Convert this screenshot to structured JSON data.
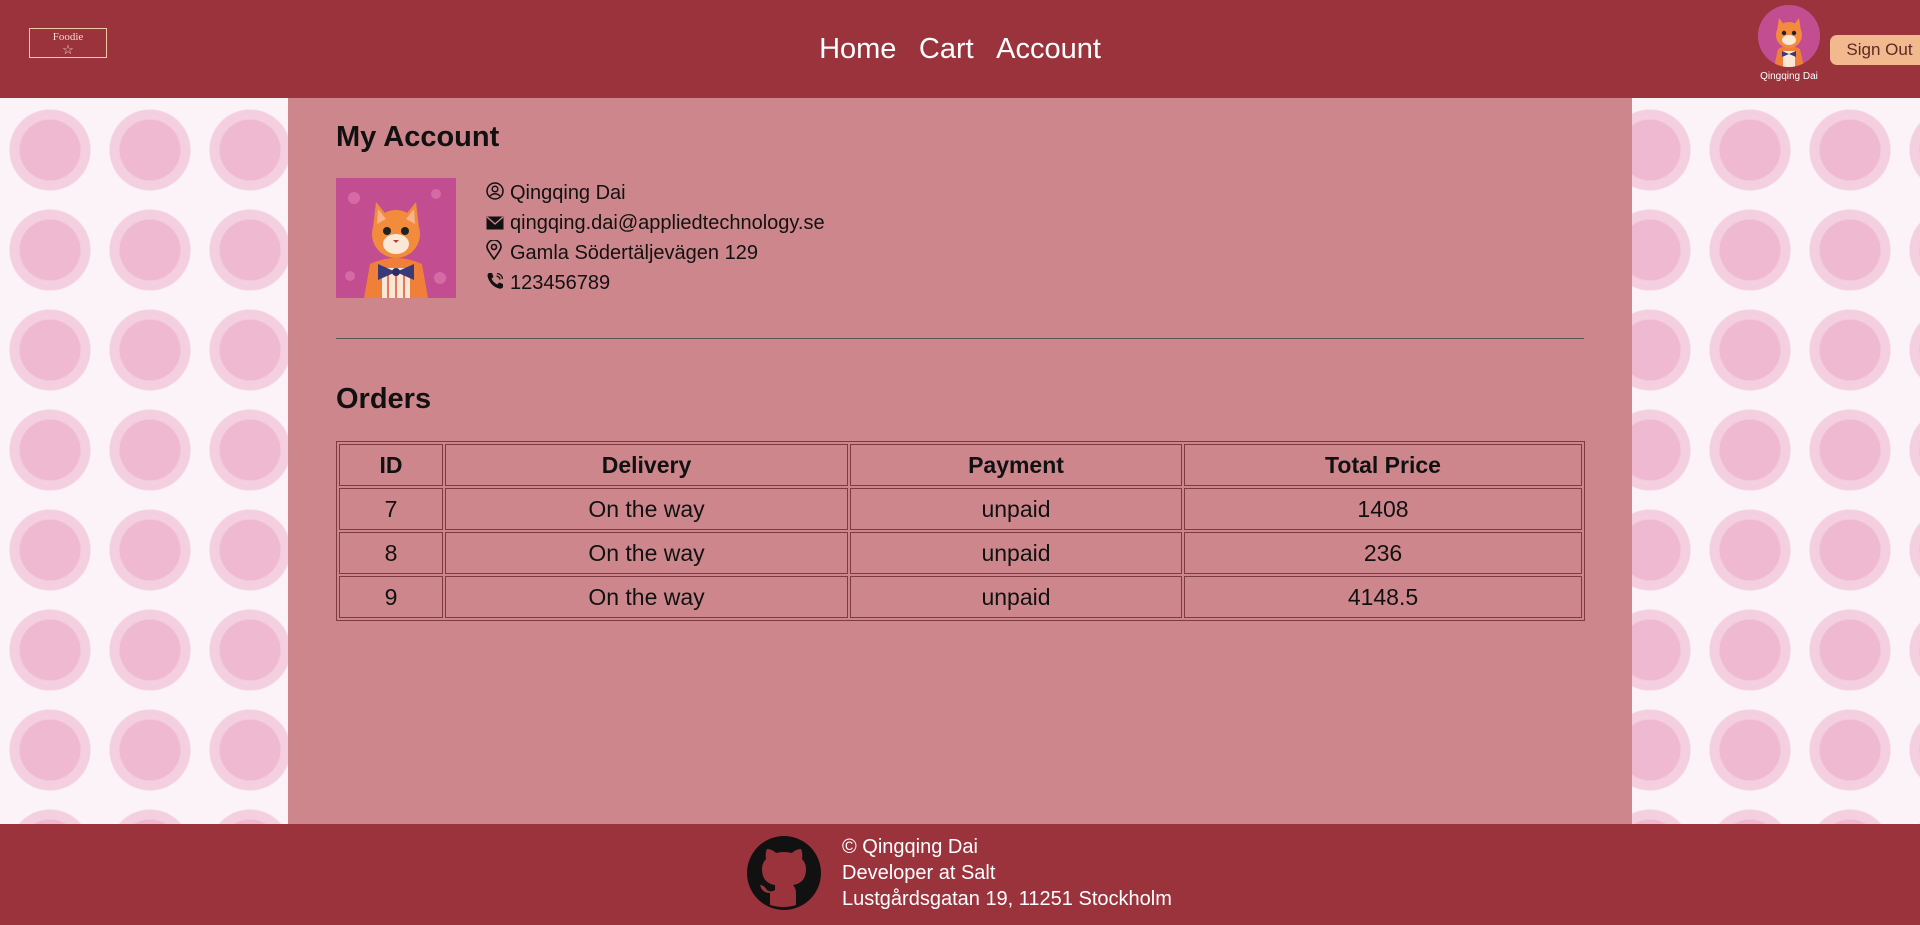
{
  "header": {
    "logo_text": "Foodie",
    "logo_icon": "star-icon",
    "nav": [
      "Home",
      "Cart",
      "Account"
    ],
    "user_name": "Qingqing Dai",
    "signout_label": "Sign Out"
  },
  "account": {
    "title": "My Account",
    "name": "Qingqing Dai",
    "email": "qingqing.dai@appliedtechnology.se",
    "address": "Gamla Södertäljevägen 129",
    "phone": "123456789"
  },
  "orders": {
    "title": "Orders",
    "columns": [
      "ID",
      "Delivery",
      "Payment",
      "Total Price"
    ],
    "rows": [
      [
        "7",
        "On the way",
        "unpaid",
        "1408"
      ],
      [
        "8",
        "On the way",
        "unpaid",
        "236"
      ],
      [
        "9",
        "On the way",
        "unpaid",
        "4148.5"
      ]
    ]
  },
  "footer": {
    "copyright": "© Qingqing Dai",
    "role": "Developer at Salt",
    "address": "Lustgårdsgatan 19, 11251 Stockholm"
  },
  "colors": {
    "header_bg": "#9b333d",
    "main_bg": "#cd878c",
    "signout_bg": "#f2b98f"
  }
}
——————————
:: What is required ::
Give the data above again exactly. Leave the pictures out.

:: Result ::
Convert this screenshot to structured JSON data.
{
  "header": {
    "logo_text": "Foodie",
    "logo_icon": "star-icon",
    "nav": [
      "Home",
      "Cart",
      "Account"
    ],
    "user_name": "Qingqing Dai",
    "signout_label": "Sign Out"
  },
  "account": {
    "title": "My Account",
    "name": "Qingqing Dai",
    "email": "qingqing.dai@appliedtechnology.se",
    "address": "Gamla Södertäljevägen 129",
    "phone": "123456789"
  },
  "orders": {
    "title": "Orders",
    "columns": [
      "ID",
      "Delivery",
      "Payment",
      "Total Price"
    ],
    "rows": [
      [
        "7",
        "On the way",
        "unpaid",
        "1408"
      ],
      [
        "8",
        "On the way",
        "unpaid",
        "236"
      ],
      [
        "9",
        "On the way",
        "unpaid",
        "4148.5"
      ]
    ]
  },
  "footer": {
    "copyright": "© Qingqing Dai",
    "role": "Developer at Salt",
    "address": "Lustgårdsgatan 19, 11251 Stockholm"
  },
  "colors": {
    "header_bg": "#9b333d",
    "main_bg": "#cd878c",
    "signout_bg": "#f2b98f"
  }
}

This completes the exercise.